Entries from a dataset of interfaces:
———

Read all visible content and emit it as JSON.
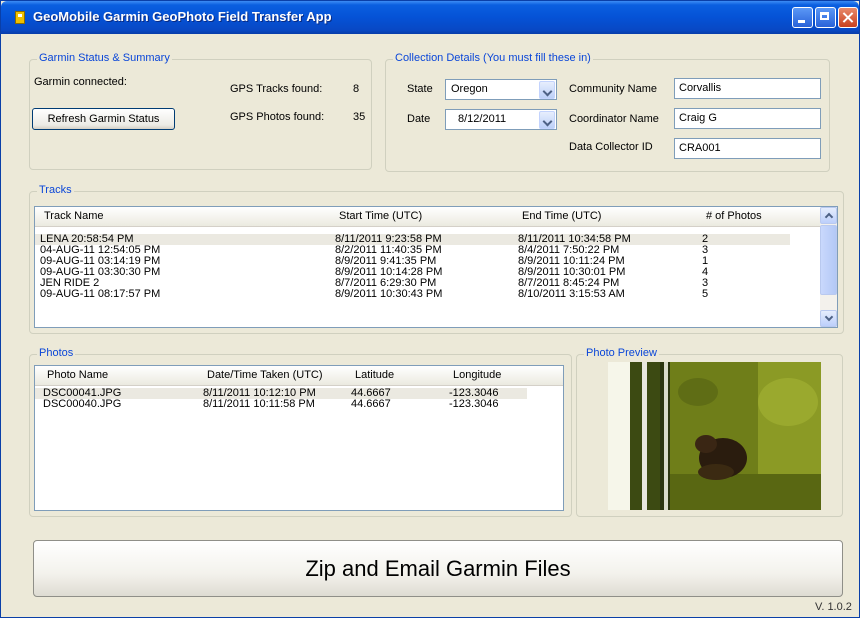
{
  "window": {
    "title": "GeoMobile Garmin GeoPhoto Field Transfer App",
    "version": "V. 1.0.2"
  },
  "garmin_status": {
    "group_title": "Garmin Status & Summary",
    "connection_text": "Garmin connected:",
    "refresh_button": "Refresh Garmin Status",
    "tracks_label": "GPS Tracks found:",
    "tracks_value": "8",
    "photos_label": "GPS Photos found:",
    "photos_value": "35"
  },
  "collection": {
    "group_title": "Collection Details  (You must fill these in)",
    "state_label": "State",
    "state_value": "Oregon",
    "date_label": "Date",
    "date_value": "8/12/2011",
    "community_label": "Community Name",
    "community_value": "Corvallis",
    "coordinator_label": "Coordinator Name",
    "coordinator_value": "Craig G",
    "collector_label": "Data Collector ID",
    "collector_value": "CRA001"
  },
  "tracks": {
    "group_title": "Tracks",
    "columns": [
      "Track Name",
      "Start Time (UTC)",
      "End Time (UTC)",
      "# of Photos"
    ],
    "rows": [
      [
        "LENA 20:58:54 PM",
        "8/11/2011 9:23:58 PM",
        "8/11/2011 10:34:58 PM",
        "2"
      ],
      [
        "04-AUG-11 12:54:05 PM",
        "8/2/2011 11:40:35 PM",
        "8/4/2011 7:50:22 PM",
        "3"
      ],
      [
        "09-AUG-11 03:14:19 PM",
        "8/9/2011 9:41:35 PM",
        "8/9/2011 10:11:24 PM",
        "1"
      ],
      [
        "09-AUG-11 03:30:30 PM",
        "8/9/2011 10:14:28 PM",
        "8/9/2011 10:30:01 PM",
        "4"
      ],
      [
        "JEN RIDE 2",
        "8/7/2011 6:29:30 PM",
        "8/7/2011 8:45:24 PM",
        "3"
      ],
      [
        "09-AUG-11 08:17:57 PM",
        "8/9/2011 10:30:43 PM",
        "8/10/2011 3:15:53 AM",
        "5"
      ]
    ]
  },
  "photos": {
    "group_title": "Photos",
    "columns": [
      "Photo Name",
      "Date/Time Taken (UTC)",
      "Latitude",
      "Longitude"
    ],
    "rows": [
      [
        "DSC00041.JPG",
        "8/11/2011 10:12:10 PM",
        "44.6667",
        "-123.3046"
      ],
      [
        "DSC00040.JPG",
        "8/11/2011 10:11:58 PM",
        "44.6667",
        "-123.3046"
      ]
    ]
  },
  "preview": {
    "group_title": "Photo Preview"
  },
  "actions": {
    "zip_email_button": "Zip and Email Garmin Files"
  },
  "colors": {
    "group_title": "#0a46d8",
    "titlebar": "#0552d6",
    "window_bg": "#ece9d8"
  },
  "icons": [
    "app-icon",
    "minimize-icon",
    "maximize-icon",
    "close-icon",
    "chevron-down-icon",
    "scroll-up-icon",
    "scroll-down-icon"
  ]
}
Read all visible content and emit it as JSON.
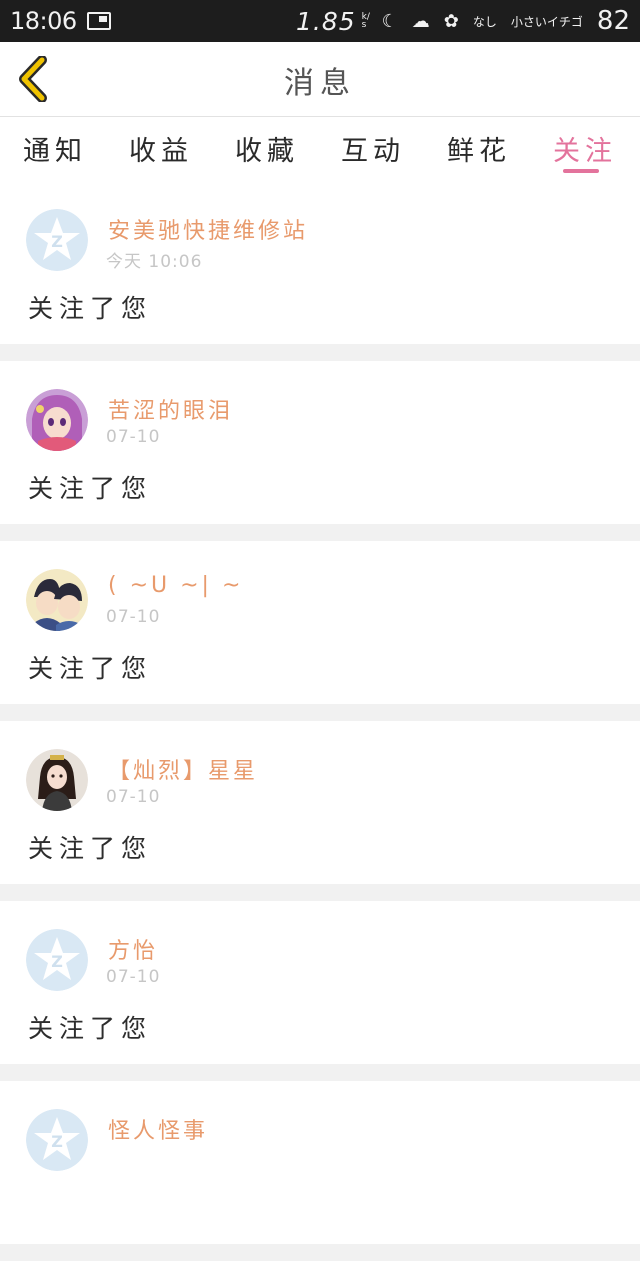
{
  "status_bar": {
    "time": "18:06",
    "net_speed": "1.85",
    "net_unit": "k/s",
    "carrier": "なし",
    "custom_text": "小さいイチゴ",
    "battery": "82",
    "icons": [
      "notification-icon",
      "moon-icon",
      "cloud-icon",
      "flower-icon"
    ]
  },
  "header": {
    "title": "消息",
    "back_icon": "chevron-left-icon"
  },
  "tabs": [
    {
      "label": "通知",
      "active": false
    },
    {
      "label": "收益",
      "active": false
    },
    {
      "label": "收藏",
      "active": false
    },
    {
      "label": "互动",
      "active": false
    },
    {
      "label": "鲜花",
      "active": false
    },
    {
      "label": "关注",
      "active": true
    }
  ],
  "messages": [
    {
      "name": "安美驰快捷维修站",
      "time": "今天 10:06",
      "text": "关注了您",
      "avatar": "default-qq-avatar"
    },
    {
      "name": "苦涩的眼泪",
      "time": "07-10",
      "text": "关注了您",
      "avatar": "anime-girl-avatar"
    },
    {
      "name": "( ~U ~| ~",
      "time": "07-10",
      "text": "关注了您",
      "avatar": "anime-boys-avatar"
    },
    {
      "name": "【灿烈】星星",
      "time": "07-10",
      "text": "关注了您",
      "avatar": "doll-girl-avatar"
    },
    {
      "name": "方怡",
      "time": "07-10",
      "text": "关注了您",
      "avatar": "default-qq-avatar"
    },
    {
      "name": "怪人怪事",
      "time": "",
      "text": "",
      "avatar": "default-qq-avatar"
    }
  ],
  "colors": {
    "accent": "#e3739c",
    "name": "#e89a6c",
    "back": "#f0c300"
  }
}
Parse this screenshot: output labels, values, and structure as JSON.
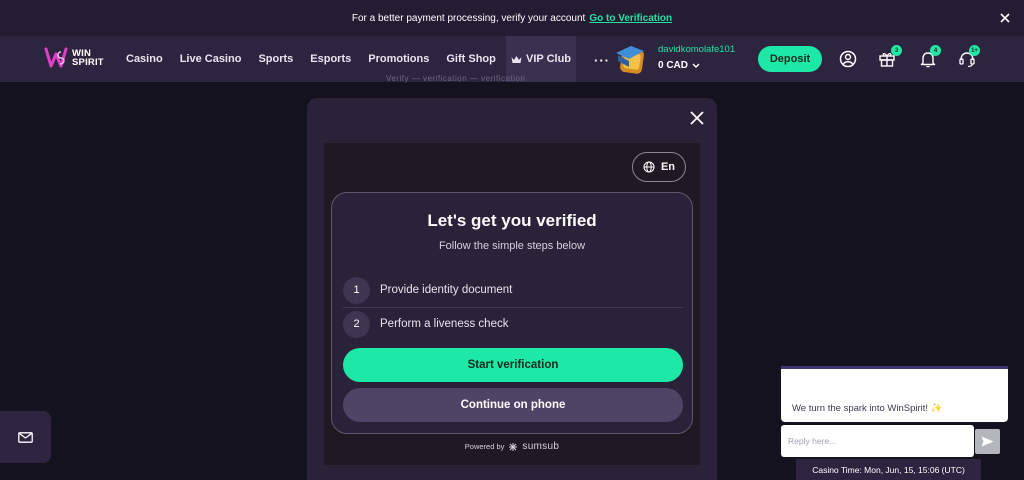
{
  "banner": {
    "text": "For a better payment processing, verify your account",
    "link": "Go to Verification"
  },
  "header": {
    "logo_line1": "WIN",
    "logo_line2": "SPIRIT",
    "nav": [
      "Casino",
      "Live Casino",
      "Sports",
      "Esports",
      "Promotions",
      "Gift Shop"
    ],
    "vip_label": "VIP Club",
    "more_label": "···",
    "username": "davidkomolafe101",
    "balance": "0 CAD",
    "deposit_label": "Deposit",
    "gift_badge": "3",
    "bell_badge": "4",
    "support_badge": "1+"
  },
  "ghost_steps": "Verify — verification — verification",
  "verification": {
    "language": "En",
    "title": "Let's get you verified",
    "subtitle": "Follow the simple steps below",
    "steps": [
      {
        "num": "1",
        "label": "Provide identity document"
      },
      {
        "num": "2",
        "label": "Perform a liveness check"
      }
    ],
    "start_label": "Start verification",
    "phone_label": "Continue on phone",
    "powered_by": "Powered by",
    "powered_brand": "sumsub"
  },
  "chat": {
    "message": "We turn the spark into WinSpirit! ✨",
    "reply_placeholder": "Reply here...",
    "casino_time": "Casino Time: Mon, Jun, 15, 15:06 (UTC)"
  },
  "colors": {
    "accent": "#1ee8a6",
    "header_bg": "#2d2540",
    "page_bg": "#15121f"
  }
}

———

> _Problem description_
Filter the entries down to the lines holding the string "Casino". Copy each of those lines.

> _Completed task_
      "Casino",
      "Live Casino",
    "casino_time": "Casino Time: Mon, Jun, 15, 15:06 (UTC)"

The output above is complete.